*** Excerpted records Section Begins ***
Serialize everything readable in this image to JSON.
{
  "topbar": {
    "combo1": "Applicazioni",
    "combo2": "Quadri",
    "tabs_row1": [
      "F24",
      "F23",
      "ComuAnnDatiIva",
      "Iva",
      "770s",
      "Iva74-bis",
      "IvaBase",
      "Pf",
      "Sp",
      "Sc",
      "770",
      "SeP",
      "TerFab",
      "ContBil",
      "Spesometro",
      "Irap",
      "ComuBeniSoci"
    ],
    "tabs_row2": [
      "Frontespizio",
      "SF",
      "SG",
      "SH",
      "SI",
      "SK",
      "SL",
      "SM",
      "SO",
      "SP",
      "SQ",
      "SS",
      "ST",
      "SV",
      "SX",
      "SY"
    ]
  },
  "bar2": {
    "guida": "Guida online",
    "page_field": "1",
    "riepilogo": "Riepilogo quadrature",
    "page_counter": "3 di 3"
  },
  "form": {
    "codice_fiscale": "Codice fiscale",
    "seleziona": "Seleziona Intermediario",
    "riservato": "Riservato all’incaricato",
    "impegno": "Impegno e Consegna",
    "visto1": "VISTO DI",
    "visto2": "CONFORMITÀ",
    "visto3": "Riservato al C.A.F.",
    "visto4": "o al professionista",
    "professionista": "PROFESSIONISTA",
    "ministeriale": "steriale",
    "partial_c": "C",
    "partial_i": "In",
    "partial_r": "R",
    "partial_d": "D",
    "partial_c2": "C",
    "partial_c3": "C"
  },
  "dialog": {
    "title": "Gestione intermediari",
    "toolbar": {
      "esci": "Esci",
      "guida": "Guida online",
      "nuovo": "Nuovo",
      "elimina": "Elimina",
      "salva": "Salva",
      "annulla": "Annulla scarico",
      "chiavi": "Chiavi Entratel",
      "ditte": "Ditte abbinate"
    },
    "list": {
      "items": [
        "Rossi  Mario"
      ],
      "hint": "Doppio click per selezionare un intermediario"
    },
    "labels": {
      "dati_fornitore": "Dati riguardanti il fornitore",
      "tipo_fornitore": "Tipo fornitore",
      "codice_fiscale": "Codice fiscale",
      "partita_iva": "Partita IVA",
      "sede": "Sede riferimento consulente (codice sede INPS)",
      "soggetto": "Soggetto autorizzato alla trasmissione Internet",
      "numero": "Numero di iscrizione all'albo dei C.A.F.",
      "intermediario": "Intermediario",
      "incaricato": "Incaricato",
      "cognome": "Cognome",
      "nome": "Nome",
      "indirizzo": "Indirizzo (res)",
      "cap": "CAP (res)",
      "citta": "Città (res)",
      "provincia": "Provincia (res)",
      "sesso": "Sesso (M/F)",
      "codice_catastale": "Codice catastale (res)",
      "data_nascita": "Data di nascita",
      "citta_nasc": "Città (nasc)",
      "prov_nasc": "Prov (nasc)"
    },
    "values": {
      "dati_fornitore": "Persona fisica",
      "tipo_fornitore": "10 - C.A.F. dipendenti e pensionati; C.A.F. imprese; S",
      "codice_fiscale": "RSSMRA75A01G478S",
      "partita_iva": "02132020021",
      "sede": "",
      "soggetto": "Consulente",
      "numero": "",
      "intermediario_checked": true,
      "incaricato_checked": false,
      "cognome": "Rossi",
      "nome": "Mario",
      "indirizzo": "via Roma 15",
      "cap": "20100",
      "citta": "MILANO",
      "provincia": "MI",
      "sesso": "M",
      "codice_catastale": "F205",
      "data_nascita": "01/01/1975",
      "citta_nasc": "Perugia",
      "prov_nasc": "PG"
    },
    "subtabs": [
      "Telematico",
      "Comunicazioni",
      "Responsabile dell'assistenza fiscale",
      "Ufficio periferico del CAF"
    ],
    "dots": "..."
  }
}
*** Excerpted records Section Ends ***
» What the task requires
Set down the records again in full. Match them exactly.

» Solution for this problem
Serialize everything readable in this image to JSON.
{
  "topbar": {
    "combo1": "Applicazioni",
    "combo2": "Quadri",
    "tabs_row1": [
      "F24",
      "F23",
      "ComuAnnDatiIva",
      "Iva",
      "770s",
      "Iva74-bis",
      "IvaBase",
      "Pf",
      "Sp",
      "Sc",
      "770",
      "SeP",
      "TerFab",
      "ContBil",
      "Spesometro",
      "Irap",
      "ComuBeniSoci"
    ],
    "tabs_row2": [
      "Frontespizio",
      "SF",
      "SG",
      "SH",
      "SI",
      "SK",
      "SL",
      "SM",
      "SO",
      "SP",
      "SQ",
      "SS",
      "ST",
      "SV",
      "SX",
      "SY"
    ]
  },
  "bar2": {
    "guida": "Guida online",
    "page_field": "1",
    "riepilogo": "Riepilogo quadrature",
    "page_counter": "3 di 3"
  },
  "form": {
    "codice_fiscale": "Codice fiscale",
    "seleziona": "Seleziona Intermediario",
    "riservato": "Riservato all’incaricato",
    "impegno": "Impegno e Consegna",
    "visto1": "VISTO DI",
    "visto2": "CONFORMITÀ",
    "visto3": "Riservato al C.A.F.",
    "visto4": "o al professionista",
    "professionista": "PROFESSIONISTA",
    "ministeriale": "steriale",
    "partial_c": "C",
    "partial_i": "In",
    "partial_r": "R",
    "partial_d": "D",
    "partial_c2": "C",
    "partial_c3": "C"
  },
  "dialog": {
    "title": "Gestione intermediari",
    "toolbar": {
      "esci": "Esci",
      "guida": "Guida online",
      "nuovo": "Nuovo",
      "elimina": "Elimina",
      "salva": "Salva",
      "annulla": "Annulla scarico",
      "chiavi": "Chiavi Entratel",
      "ditte": "Ditte abbinate"
    },
    "list": {
      "items": [
        "Rossi  Mario"
      ],
      "hint": "Doppio click per selezionare un intermediario"
    },
    "labels": {
      "dati_fornitore": "Dati riguardanti il fornitore",
      "tipo_fornitore": "Tipo fornitore",
      "codice_fiscale": "Codice fiscale",
      "partita_iva": "Partita IVA",
      "sede": "Sede riferimento consulente (codice sede INPS)",
      "soggetto": "Soggetto autorizzato alla trasmissione Internet",
      "numero": "Numero di iscrizione all'albo dei C.A.F.",
      "intermediario": "Intermediario",
      "incaricato": "Incaricato",
      "cognome": "Cognome",
      "nome": "Nome",
      "indirizzo": "Indirizzo (res)",
      "cap": "CAP (res)",
      "citta": "Città (res)",
      "provincia": "Provincia (res)",
      "sesso": "Sesso (M/F)",
      "codice_catastale": "Codice catastale (res)",
      "data_nascita": "Data di nascita",
      "citta_nasc": "Città (nasc)",
      "prov_nasc": "Prov (nasc)"
    },
    "values": {
      "dati_fornitore": "Persona fisica",
      "tipo_fornitore": "10 - C.A.F. dipendenti e pensionati; C.A.F. imprese; S",
      "codice_fiscale": "RSSMRA75A01G478S",
      "partita_iva": "02132020021",
      "sede": "",
      "soggetto": "Consulente",
      "numero": "",
      "intermediario_checked": true,
      "incaricato_checked": false,
      "cognome": "Rossi",
      "nome": "Mario",
      "indirizzo": "via Roma 15",
      "cap": "20100",
      "citta": "MILANO",
      "provincia": "MI",
      "sesso": "M",
      "codice_catastale": "F205",
      "data_nascita": "01/01/1975",
      "citta_nasc": "Perugia",
      "prov_nasc": "PG"
    },
    "subtabs": [
      "Telematico",
      "Comunicazioni",
      "Responsabile dell'assistenza fiscale",
      "Ufficio periferico del CAF"
    ],
    "dots": "..."
  }
}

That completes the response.